(Record extracts)

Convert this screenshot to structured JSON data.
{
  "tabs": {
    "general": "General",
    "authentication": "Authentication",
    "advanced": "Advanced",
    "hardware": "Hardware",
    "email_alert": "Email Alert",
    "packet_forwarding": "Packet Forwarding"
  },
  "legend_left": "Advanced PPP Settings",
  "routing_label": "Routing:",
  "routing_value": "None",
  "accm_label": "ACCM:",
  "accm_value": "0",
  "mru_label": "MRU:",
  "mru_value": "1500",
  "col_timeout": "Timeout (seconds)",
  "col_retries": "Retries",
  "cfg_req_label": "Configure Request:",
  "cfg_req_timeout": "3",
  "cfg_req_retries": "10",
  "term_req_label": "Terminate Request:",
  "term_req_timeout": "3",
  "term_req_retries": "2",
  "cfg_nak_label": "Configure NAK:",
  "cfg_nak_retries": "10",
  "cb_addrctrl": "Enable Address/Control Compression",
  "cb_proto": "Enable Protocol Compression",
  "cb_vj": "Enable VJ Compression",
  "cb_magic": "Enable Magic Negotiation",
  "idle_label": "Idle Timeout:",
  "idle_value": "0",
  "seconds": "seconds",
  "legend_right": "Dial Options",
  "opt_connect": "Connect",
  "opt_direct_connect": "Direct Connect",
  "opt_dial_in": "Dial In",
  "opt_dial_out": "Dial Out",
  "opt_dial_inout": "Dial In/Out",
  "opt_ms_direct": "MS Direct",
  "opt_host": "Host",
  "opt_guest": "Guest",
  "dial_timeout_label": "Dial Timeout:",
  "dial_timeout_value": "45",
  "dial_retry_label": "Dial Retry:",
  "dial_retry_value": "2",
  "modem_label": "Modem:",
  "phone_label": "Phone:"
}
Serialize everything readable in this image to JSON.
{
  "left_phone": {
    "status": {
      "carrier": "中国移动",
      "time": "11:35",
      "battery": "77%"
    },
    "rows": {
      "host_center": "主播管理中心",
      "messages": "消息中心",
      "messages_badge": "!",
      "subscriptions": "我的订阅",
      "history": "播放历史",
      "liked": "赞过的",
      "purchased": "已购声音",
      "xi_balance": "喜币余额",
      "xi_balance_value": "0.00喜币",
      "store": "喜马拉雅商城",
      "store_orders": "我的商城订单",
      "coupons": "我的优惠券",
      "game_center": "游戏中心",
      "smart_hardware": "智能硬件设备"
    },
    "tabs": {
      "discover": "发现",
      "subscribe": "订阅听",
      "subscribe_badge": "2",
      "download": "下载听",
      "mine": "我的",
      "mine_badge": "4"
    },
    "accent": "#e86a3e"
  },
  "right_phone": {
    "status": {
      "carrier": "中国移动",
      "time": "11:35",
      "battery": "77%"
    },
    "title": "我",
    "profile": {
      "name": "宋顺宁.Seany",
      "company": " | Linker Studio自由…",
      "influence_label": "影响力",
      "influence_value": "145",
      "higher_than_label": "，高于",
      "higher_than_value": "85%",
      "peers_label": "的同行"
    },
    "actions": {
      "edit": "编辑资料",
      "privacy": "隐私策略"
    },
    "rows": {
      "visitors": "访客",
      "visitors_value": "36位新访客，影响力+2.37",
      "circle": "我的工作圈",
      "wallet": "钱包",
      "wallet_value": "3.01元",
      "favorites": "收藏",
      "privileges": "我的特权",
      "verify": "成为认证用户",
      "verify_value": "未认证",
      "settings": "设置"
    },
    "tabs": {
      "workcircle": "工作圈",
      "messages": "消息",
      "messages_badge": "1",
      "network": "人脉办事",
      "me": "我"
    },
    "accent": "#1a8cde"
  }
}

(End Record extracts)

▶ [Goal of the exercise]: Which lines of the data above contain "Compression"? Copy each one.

▶ [Result of this exercise]:
  "cb_addrctrl": "Enable Address/Control Compression",
  "cb_proto": "Enable Protocol Compression",
  "cb_vj": "Enable VJ Compression",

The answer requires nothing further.